> [How to complete this task]: Could you output the complete listing given below exactly?

> [Information given]:
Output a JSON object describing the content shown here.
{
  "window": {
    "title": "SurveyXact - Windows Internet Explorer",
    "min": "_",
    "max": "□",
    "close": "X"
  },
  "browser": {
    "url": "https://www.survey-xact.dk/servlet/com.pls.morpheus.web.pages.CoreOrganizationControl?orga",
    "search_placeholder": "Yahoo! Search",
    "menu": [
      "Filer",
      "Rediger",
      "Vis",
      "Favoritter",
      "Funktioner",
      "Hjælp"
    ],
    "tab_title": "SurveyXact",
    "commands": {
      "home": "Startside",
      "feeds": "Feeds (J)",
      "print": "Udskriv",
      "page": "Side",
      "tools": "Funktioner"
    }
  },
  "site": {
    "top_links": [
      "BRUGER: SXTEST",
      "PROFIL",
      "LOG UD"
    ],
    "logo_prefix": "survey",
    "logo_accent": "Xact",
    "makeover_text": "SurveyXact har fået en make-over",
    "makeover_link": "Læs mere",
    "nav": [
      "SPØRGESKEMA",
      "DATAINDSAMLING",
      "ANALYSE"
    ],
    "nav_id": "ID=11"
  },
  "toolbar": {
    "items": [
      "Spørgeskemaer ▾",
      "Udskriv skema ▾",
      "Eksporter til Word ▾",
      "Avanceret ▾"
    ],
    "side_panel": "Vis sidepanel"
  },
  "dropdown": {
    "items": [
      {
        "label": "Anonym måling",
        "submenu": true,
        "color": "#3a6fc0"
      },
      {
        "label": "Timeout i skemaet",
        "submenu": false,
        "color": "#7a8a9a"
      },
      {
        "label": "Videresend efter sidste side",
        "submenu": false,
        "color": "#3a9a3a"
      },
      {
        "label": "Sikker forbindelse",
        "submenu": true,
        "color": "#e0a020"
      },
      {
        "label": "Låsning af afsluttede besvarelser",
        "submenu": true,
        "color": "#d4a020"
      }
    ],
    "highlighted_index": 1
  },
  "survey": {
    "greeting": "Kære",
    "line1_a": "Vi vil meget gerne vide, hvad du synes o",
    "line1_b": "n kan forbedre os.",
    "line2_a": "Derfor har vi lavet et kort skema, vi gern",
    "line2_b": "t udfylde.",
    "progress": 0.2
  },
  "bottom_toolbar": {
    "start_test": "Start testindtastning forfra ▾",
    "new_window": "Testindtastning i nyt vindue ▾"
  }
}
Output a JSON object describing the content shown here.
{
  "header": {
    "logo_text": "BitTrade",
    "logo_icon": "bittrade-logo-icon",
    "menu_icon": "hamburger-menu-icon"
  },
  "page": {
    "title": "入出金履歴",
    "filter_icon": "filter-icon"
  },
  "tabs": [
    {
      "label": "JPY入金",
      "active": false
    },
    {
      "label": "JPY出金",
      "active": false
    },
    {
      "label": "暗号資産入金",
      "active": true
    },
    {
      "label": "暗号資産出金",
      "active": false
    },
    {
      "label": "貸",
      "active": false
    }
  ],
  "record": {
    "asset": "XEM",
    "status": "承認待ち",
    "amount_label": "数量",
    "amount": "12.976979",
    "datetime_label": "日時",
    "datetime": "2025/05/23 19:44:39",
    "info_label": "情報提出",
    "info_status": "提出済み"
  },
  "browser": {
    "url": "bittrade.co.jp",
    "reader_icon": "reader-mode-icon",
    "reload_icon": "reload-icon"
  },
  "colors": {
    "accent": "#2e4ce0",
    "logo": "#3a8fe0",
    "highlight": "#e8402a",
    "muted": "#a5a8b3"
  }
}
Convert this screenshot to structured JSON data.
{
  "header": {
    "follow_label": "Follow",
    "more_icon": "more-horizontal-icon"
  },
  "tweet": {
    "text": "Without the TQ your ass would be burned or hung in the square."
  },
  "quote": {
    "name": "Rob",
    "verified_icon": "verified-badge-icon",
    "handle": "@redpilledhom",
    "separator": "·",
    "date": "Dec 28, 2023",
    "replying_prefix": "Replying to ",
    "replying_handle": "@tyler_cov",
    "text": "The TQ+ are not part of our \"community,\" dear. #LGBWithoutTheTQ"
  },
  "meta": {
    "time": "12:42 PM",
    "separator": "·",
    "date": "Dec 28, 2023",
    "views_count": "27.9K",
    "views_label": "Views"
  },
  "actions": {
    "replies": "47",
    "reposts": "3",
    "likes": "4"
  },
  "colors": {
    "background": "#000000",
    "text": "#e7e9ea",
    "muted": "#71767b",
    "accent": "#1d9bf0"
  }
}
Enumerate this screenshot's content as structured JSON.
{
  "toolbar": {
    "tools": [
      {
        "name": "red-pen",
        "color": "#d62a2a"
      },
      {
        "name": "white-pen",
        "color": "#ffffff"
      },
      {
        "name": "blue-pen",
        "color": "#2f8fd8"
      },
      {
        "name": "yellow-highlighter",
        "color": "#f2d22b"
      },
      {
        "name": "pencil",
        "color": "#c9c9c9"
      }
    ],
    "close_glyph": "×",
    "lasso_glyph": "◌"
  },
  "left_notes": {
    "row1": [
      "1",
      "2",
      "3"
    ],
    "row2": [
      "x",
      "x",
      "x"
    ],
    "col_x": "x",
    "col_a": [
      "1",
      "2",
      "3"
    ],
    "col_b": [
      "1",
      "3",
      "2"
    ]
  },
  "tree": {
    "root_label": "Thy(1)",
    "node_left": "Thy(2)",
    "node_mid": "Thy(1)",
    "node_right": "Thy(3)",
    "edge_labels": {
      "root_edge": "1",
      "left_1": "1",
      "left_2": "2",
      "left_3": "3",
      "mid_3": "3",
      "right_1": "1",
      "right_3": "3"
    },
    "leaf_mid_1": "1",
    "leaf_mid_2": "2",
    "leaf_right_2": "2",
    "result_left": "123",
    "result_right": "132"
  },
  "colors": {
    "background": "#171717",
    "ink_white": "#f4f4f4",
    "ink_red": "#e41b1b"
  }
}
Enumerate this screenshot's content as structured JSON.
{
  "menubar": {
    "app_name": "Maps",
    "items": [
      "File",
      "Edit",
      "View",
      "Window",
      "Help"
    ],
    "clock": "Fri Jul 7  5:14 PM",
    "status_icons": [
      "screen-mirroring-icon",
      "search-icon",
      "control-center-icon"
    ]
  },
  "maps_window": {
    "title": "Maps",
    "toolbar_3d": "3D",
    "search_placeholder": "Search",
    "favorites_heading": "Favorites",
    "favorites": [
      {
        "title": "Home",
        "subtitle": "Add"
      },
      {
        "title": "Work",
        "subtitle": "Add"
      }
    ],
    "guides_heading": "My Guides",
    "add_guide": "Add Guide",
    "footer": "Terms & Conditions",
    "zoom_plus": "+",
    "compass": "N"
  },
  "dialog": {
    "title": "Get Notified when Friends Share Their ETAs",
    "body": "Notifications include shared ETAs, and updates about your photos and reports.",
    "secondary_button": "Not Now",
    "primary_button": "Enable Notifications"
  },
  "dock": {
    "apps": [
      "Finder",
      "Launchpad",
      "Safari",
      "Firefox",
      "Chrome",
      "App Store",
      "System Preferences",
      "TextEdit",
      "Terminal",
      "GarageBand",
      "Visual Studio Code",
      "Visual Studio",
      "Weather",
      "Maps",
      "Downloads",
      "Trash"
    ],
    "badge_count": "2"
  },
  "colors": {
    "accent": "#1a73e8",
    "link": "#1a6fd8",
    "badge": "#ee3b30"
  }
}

> [Response area]:
Output a JSON object describing the content shown here.
{
  "window": {
    "title": "SurveyXact - Windows Internet Explorer",
    "min": "_",
    "max": "□",
    "close": "X"
  },
  "browser": {
    "url": "https://www.survey-xact.dk/servlet/com.pls.morpheus.web.pages.CoreOrganizationControl?orga",
    "search_placeholder": "Yahoo! Search",
    "menu": [
      "Filer",
      "Rediger",
      "Vis",
      "Favoritter",
      "Funktioner",
      "Hjælp"
    ],
    "tab_title": "SurveyXact",
    "commands": {
      "home": "Startside",
      "feeds": "Feeds (J)",
      "print": "Udskriv",
      "page": "Side",
      "tools": "Funktioner"
    }
  },
  "site": {
    "top_links": [
      "BRUGER: SXTEST",
      "PROFIL",
      "LOG UD"
    ],
    "logo_prefix": "survey",
    "logo_accent": "Xact",
    "makeover_text": "SurveyXact har fået en make-over",
    "makeover_link": "Læs mere",
    "nav": [
      "SPØRGESKEMA",
      "DATAINDSAMLING",
      "ANALYSE"
    ],
    "nav_id": "ID=11"
  },
  "toolbar": {
    "items": [
      "Spørgeskemaer ▾",
      "Udskriv skema ▾",
      "Eksporter til Word ▾",
      "Avanceret ▾"
    ],
    "side_panel": "Vis sidepanel"
  },
  "dropdown": {
    "items": [
      {
        "label": "Anonym måling",
        "submenu": true,
        "color": "#3a6fc0"
      },
      {
        "label": "Timeout i skemaet",
        "submenu": false,
        "color": "#7a8a9a"
      },
      {
        "label": "Videresend efter sidste side",
        "submenu": false,
        "color": "#3a9a3a"
      },
      {
        "label": "Sikker forbindelse",
        "submenu": true,
        "color": "#e0a020"
      },
      {
        "label": "Låsning af afsluttede besvarelser",
        "submenu": true,
        "color": "#d4a020"
      }
    ],
    "highlighted_index": 1
  },
  "survey": {
    "greeting": "Kære",
    "line1_a": "Vi vil meget gerne vide, hvad du synes o",
    "line1_b": "n kan forbedre os.",
    "line2_a": "Derfor har vi lavet et kort skema, vi gern",
    "line2_b": "t udfylde.",
    "progress": 0.2
  },
  "bottom_toolbar": {
    "start_test": "Start testindtastning forfra ▾",
    "new_window": "Testindtastning i nyt vindue ▾"
  }
}
Output a JSON object describing the content shown here.
{
  "header": {
    "logo_text": "BitTrade",
    "logo_icon": "bittrade-logo-icon",
    "menu_icon": "hamburger-menu-icon"
  },
  "page": {
    "title": "入出金履歴",
    "filter_icon": "filter-icon"
  },
  "tabs": [
    {
      "label": "JPY入金",
      "active": false
    },
    {
      "label": "JPY出金",
      "active": false
    },
    {
      "label": "暗号資産入金",
      "active": true
    },
    {
      "label": "暗号資産出金",
      "active": false
    },
    {
      "label": "貸",
      "active": false
    }
  ],
  "record": {
    "asset": "XEM",
    "status": "承認待ち",
    "amount_label": "数量",
    "amount": "12.976979",
    "datetime_label": "日時",
    "datetime": "2025/05/23 19:44:39",
    "info_label": "情報提出",
    "info_status": "提出済み"
  },
  "browser": {
    "url": "bittrade.co.jp",
    "reader_icon": "reader-mode-icon",
    "reload_icon": "reload-icon"
  },
  "colors": {
    "accent": "#2e4ce0",
    "logo": "#3a8fe0",
    "highlight": "#e8402a",
    "muted": "#a5a8b3"
  }
}
Convert this screenshot to structured JSON data.
{
  "header": {
    "follow_label": "Follow",
    "more_icon": "more-horizontal-icon"
  },
  "tweet": {
    "text": "Without the TQ your ass would be burned or hung in the square."
  },
  "quote": {
    "name": "Rob",
    "verified_icon": "verified-badge-icon",
    "handle": "@redpilledhom",
    "separator": "·",
    "date": "Dec 28, 2023",
    "replying_prefix": "Replying to ",
    "replying_handle": "@tyler_cov",
    "text": "The TQ+ are not part of our \"community,\" dear. #LGBWithoutTheTQ"
  },
  "meta": {
    "time": "12:42 PM",
    "separator": "·",
    "date": "Dec 28, 2023",
    "views_count": "27.9K",
    "views_label": "Views"
  },
  "actions": {
    "replies": "47",
    "reposts": "3",
    "likes": "4"
  },
  "colors": {
    "background": "#000000",
    "text": "#e7e9ea",
    "muted": "#71767b",
    "accent": "#1d9bf0"
  }
}
Enumerate this screenshot's content as structured JSON.
{
  "toolbar": {
    "tools": [
      {
        "name": "red-pen",
        "color": "#d62a2a"
      },
      {
        "name": "white-pen",
        "color": "#ffffff"
      },
      {
        "name": "blue-pen",
        "color": "#2f8fd8"
      },
      {
        "name": "yellow-highlighter",
        "color": "#f2d22b"
      },
      {
        "name": "pencil",
        "color": "#c9c9c9"
      }
    ],
    "close_glyph": "×",
    "lasso_glyph": "◌"
  },
  "left_notes": {
    "row1": [
      "1",
      "2",
      "3"
    ],
    "row2": [
      "x",
      "x",
      "x"
    ],
    "col_x": "x",
    "col_a": [
      "1",
      "2",
      "3"
    ],
    "col_b": [
      "1",
      "3",
      "2"
    ]
  },
  "tree": {
    "root_label": "Thy(1)",
    "node_left": "Thy(2)",
    "node_mid": "Thy(1)",
    "node_right": "Thy(3)",
    "edge_labels": {
      "root_edge": "1",
      "left_1": "1",
      "left_2": "2",
      "left_3": "3",
      "mid_3": "3",
      "right_1": "1",
      "right_3": "3"
    },
    "leaf_mid_1": "1",
    "leaf_mid_2": "2",
    "leaf_right_2": "2",
    "result_left": "123",
    "result_right": "132"
  },
  "colors": {
    "background": "#171717",
    "ink_white": "#f4f4f4",
    "ink_red": "#e41b1b"
  }
}
Enumerate this screenshot's content as structured JSON.
{
  "menubar": {
    "app_name": "Maps",
    "items": [
      "File",
      "Edit",
      "View",
      "Window",
      "Help"
    ],
    "clock": "Fri Jul 7  5:14 PM",
    "status_icons": [
      "screen-mirroring-icon",
      "search-icon",
      "control-center-icon"
    ]
  },
  "maps_window": {
    "title": "Maps",
    "toolbar_3d": "3D",
    "search_placeholder": "Search",
    "favorites_heading": "Favorites",
    "favorites": [
      {
        "title": "Home",
        "subtitle": "Add"
      },
      {
        "title": "Work",
        "subtitle": "Add"
      }
    ],
    "guides_heading": "My Guides",
    "add_guide": "Add Guide",
    "footer": "Terms & Conditions",
    "zoom_plus": "+",
    "compass": "N"
  },
  "dialog": {
    "title": "Get Notified when Friends Share Their ETAs",
    "body": "Notifications include shared ETAs, and updates about your photos and reports.",
    "secondary_button": "Not Now",
    "primary_button": "Enable Notifications"
  },
  "dock": {
    "apps": [
      "Finder",
      "Launchpad",
      "Safari",
      "Firefox",
      "Chrome",
      "App Store",
      "System Preferences",
      "TextEdit",
      "Terminal",
      "GarageBand",
      "Visual Studio Code",
      "Visual Studio",
      "Weather",
      "Maps",
      "Downloads",
      "Trash"
    ],
    "badge_count": "2"
  },
  "colors": {
    "accent": "#1a73e8",
    "link": "#1a6fd8",
    "badge": "#ee3b30"
  }
}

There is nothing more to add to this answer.